By Allie Conti
By Keegan Hamilton and Francisco Alvarado
By Jake Rossen
By Allie Conti
By Kyle Swenson
By Chris Joseph
By Michael E. Miller
By Frank Owen
Imagine that. So there are good blacks after all, huh? Webster, for all his hate, has been championed by the Miami Herald,which has occasionally quoted him on local political issues. In April 2001, Webby's won a Readers' Choice Award from the Herald, which raved that the place "offers a friendly ear and plenty of locals willing to gossip about Plantation pols and city scandals... And it can too easily become a second home. That's how comfortable you feel after just a visit."
In a 1998 Herald article, Webster revealed the secret of his success: "I started feeding one cop. You get one cop, then the next thing you know, he brings his buddy, and his buddy brings a few more." No wonder blacks don't go to Webby's -- as I reported last week, there aren't many black officers in Plantation, not nearly enough to sustain a bar-and-grill business.
Cause for hope came a few months ago: Webster sold the place. So I went in last week and spent a couple of hours there. Nobody behind the bar, which is still called Webby's, said anything racist. That was a record. I chatted with a friendly-faced man, who looked to be in his late 40s. The conversation turned briefly to Saddam Hussein. The man said thugs like Hussein can be successful because life has little value in Third World countries. "Why do you think people from India own all the convenience stores? Because they aren't afraid of the niggers, that's why," he answered himself. "Dot heads will shoot niggers without thinking twice about it because they won't take it."
Classic Webby's talk. It's not so much that the guy thinks this way; it's that he spouts his narrow and hateful musings to a complete stranger.
Webby's is certainly a unique place -- look around Plantation and you will find no other establishment quite like it. That's because it's illegal. The property is zoned B-1P, for neighborhood use, which forbids restaurant bars. In Plantation, restaurant bars must have at least 4,000 square feet and a minimum of 200 seats. Webby's isn't close to 4,000 square feet and has only 50 seats. City law dictates that it can sell beer and wine only in conjunction with food service.

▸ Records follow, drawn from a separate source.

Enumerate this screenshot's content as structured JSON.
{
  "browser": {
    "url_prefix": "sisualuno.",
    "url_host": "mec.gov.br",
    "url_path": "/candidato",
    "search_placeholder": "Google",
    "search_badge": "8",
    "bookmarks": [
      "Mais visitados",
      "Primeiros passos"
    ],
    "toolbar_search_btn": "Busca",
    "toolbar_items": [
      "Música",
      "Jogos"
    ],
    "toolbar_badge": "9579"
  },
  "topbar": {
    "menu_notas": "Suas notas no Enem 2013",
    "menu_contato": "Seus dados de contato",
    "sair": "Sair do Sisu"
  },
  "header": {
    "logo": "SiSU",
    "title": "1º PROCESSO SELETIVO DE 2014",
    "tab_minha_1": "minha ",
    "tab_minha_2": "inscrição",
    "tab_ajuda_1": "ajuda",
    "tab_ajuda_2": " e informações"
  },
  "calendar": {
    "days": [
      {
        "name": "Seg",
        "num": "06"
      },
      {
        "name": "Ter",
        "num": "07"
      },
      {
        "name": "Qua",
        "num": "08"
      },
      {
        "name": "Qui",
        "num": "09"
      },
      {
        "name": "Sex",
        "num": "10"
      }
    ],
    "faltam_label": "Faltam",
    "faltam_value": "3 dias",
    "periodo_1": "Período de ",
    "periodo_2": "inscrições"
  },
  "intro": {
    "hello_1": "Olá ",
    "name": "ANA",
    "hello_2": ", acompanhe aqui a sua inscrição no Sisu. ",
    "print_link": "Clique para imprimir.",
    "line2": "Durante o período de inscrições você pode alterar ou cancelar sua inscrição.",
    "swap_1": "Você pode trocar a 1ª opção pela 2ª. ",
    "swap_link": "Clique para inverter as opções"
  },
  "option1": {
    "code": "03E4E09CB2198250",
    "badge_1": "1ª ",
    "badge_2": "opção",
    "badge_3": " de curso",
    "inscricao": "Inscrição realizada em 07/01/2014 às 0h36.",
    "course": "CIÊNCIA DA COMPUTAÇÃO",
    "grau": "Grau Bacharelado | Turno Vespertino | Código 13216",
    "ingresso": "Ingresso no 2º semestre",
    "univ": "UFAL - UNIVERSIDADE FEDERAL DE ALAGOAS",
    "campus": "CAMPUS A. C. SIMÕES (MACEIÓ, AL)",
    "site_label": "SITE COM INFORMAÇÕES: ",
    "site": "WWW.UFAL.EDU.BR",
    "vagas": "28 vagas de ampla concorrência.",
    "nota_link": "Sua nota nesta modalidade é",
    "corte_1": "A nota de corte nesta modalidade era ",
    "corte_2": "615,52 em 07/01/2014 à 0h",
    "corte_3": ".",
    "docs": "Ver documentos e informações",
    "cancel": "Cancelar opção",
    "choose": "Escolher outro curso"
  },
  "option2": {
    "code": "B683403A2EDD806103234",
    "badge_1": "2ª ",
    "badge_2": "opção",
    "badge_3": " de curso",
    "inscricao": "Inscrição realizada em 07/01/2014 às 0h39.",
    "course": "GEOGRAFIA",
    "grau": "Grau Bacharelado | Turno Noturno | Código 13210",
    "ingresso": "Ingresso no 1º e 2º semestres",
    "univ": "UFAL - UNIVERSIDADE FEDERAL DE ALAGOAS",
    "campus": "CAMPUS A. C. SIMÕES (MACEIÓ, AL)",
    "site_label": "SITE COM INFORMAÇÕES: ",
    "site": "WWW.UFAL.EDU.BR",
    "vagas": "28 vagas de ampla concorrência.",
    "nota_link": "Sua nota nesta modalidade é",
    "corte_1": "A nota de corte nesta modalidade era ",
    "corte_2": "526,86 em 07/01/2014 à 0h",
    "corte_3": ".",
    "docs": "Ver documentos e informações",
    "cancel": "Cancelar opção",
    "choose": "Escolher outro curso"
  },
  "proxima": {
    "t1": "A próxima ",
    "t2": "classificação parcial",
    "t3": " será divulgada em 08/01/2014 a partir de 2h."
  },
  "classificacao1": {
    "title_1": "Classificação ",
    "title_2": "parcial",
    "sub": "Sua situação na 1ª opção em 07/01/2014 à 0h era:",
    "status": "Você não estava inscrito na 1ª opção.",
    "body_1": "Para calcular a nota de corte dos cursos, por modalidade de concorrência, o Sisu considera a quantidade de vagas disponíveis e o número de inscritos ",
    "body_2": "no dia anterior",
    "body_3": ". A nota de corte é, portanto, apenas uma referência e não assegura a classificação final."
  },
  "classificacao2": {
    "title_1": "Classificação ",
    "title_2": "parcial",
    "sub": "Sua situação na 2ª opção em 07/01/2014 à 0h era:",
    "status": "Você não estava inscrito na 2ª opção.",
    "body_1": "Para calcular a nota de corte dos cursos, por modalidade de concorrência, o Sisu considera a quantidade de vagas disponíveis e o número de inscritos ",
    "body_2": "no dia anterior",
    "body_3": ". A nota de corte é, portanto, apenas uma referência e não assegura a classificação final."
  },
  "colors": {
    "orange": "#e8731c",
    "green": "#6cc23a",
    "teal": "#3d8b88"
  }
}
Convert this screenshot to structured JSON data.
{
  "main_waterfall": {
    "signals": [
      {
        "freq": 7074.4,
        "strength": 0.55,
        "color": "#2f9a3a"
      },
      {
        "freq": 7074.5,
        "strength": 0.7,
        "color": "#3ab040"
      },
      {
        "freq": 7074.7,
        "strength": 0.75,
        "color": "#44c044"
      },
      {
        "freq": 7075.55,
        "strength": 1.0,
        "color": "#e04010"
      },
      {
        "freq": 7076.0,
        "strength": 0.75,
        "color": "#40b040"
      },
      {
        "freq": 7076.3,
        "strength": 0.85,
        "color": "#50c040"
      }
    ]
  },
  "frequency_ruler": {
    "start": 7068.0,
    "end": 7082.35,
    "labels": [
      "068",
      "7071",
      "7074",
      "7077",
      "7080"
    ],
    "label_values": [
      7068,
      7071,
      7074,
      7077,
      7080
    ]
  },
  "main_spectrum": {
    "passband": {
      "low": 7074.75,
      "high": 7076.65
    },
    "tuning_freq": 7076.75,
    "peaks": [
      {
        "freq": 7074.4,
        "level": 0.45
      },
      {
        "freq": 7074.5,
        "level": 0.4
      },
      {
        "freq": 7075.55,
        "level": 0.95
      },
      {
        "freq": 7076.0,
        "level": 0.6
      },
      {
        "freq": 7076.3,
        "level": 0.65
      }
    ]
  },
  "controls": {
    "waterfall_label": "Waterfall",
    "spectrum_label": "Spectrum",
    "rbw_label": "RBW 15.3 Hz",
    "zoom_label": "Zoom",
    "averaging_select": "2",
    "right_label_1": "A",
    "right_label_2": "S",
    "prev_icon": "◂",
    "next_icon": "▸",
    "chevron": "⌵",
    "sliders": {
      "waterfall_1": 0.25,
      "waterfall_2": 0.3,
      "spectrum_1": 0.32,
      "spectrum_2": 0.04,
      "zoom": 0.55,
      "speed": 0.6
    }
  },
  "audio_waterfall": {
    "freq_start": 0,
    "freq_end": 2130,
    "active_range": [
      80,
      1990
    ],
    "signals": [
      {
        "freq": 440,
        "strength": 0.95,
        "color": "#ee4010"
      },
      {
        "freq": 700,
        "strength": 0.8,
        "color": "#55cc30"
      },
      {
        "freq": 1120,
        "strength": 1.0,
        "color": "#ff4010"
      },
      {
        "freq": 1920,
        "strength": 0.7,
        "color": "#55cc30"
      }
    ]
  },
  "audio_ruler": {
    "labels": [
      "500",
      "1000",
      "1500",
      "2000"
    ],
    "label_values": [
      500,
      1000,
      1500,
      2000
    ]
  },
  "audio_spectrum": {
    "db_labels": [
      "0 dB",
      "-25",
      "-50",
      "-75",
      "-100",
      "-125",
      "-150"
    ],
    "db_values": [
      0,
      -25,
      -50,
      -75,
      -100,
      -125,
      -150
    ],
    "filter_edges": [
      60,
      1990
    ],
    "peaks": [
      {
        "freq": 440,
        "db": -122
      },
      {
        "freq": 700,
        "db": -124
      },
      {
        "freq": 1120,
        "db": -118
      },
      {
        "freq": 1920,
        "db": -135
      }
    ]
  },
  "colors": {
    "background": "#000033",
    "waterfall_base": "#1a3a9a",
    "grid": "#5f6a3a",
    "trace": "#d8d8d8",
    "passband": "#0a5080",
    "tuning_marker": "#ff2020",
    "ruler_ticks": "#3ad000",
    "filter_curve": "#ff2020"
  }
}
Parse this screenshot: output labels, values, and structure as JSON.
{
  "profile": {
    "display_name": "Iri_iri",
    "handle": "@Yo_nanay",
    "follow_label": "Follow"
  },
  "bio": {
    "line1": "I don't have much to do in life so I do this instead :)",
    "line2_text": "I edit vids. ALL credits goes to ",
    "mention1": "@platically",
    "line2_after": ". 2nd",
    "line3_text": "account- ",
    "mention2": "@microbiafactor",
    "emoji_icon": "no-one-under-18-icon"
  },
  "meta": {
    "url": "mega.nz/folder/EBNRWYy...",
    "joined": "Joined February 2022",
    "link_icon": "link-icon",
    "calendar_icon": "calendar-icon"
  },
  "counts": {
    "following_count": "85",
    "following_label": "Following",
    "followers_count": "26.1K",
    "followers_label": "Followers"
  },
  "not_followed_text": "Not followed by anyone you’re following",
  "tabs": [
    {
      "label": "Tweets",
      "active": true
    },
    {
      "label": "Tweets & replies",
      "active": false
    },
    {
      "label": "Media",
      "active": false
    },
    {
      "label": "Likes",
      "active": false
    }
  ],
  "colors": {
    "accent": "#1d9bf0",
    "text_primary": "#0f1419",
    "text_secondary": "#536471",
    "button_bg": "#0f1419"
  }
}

Every evening, though, regulars drink beer from the taps behind Webby's horseshoe-shaped bar, which is walled off from the restaurant side. Monday Night Football draws a crowd. Televisions, sports posters, and beer signs line the walls. It's a bar, but Webster called it something else. "We called it a counter," he said. "The city didn't want us to call it a bar, so we didn't."
But what about the name on the shingle outside: Webby's Pub and Grub. I called City Planning Director Marcia Berkeley to find out why she wasn't enforcing the law. Berkeley contended that Webby's bar is allowed as a "nonconforming use" because it had been there before the area was zoned B-1P. But she's wrong. I obtained a copy of the building permit pulled for the partition built between the grub and pub sections. On it is not only the B-1P status but written in the upper right-hand corner is "no bar and lounge -- counter only."
The person who penned those words should have known the rules -- she's now the mayor of Plantation. Rae Carol Armstrong, then a councilwoman, built Webby's partition. Webster paid Armstrong's company, RCA Construction, $4,050 for its work. Her partner on the job was Ron Kall, a Plantation architect who routinely represents businesses before Armstrong's council and relies on politicians' approvals of building plans. Armstrong refused to comment for this column.
The conflicts of interest here are outrageous. But the existence of Webby's bar, more than anything else, proves that, in Plantation, it's not so much who you know as who you know to pay. If you go through the right channels, the city will usually cut you some slack. If you operate outside the all-white power clique, you lose.
Which brings us to a place called Boogie Nights. Located in the Holiday Inn on University Drive, Boogie Nights has a dance floor, a disco ball, a DJ, and a full-service bar. It advertises itself on the Internet as a "retro discotech." Boogie Nights, in layman's terms, is a nightclub -- and it opened after the city, its racist tendrils still inflamed by the Brickhouse, had banned them.
At a City Council meeting this past January 30, officials noted that Boogie Nights seemed to be in violation of the nightclub ordinance and that there had been some noise complaints. But rather than shut down the club, the council decided to amend the law. While the city works on the amendments, Boogie Nights is up and running.
Suddenly, the city is cooperating with nightclubs again. Perhaps that is because Boogie Nights is located in central Plantation and, while its crowd is mixed, it's not predominantly black. Another reason is that it's represented by Bill Laystrom, a City Hall regular and partner of former Mayor Frank Veltri's old buddy, lobbyist Emerson Allsworth. Laystrom wields enormous power over the council, and he talked the dais-sitters into revisiting the ordinance. "We're waiting to see what the city comes up with," Laystrom told me. "They could go with us or against us... I think everyone agrees that the city needs more entertainment uses."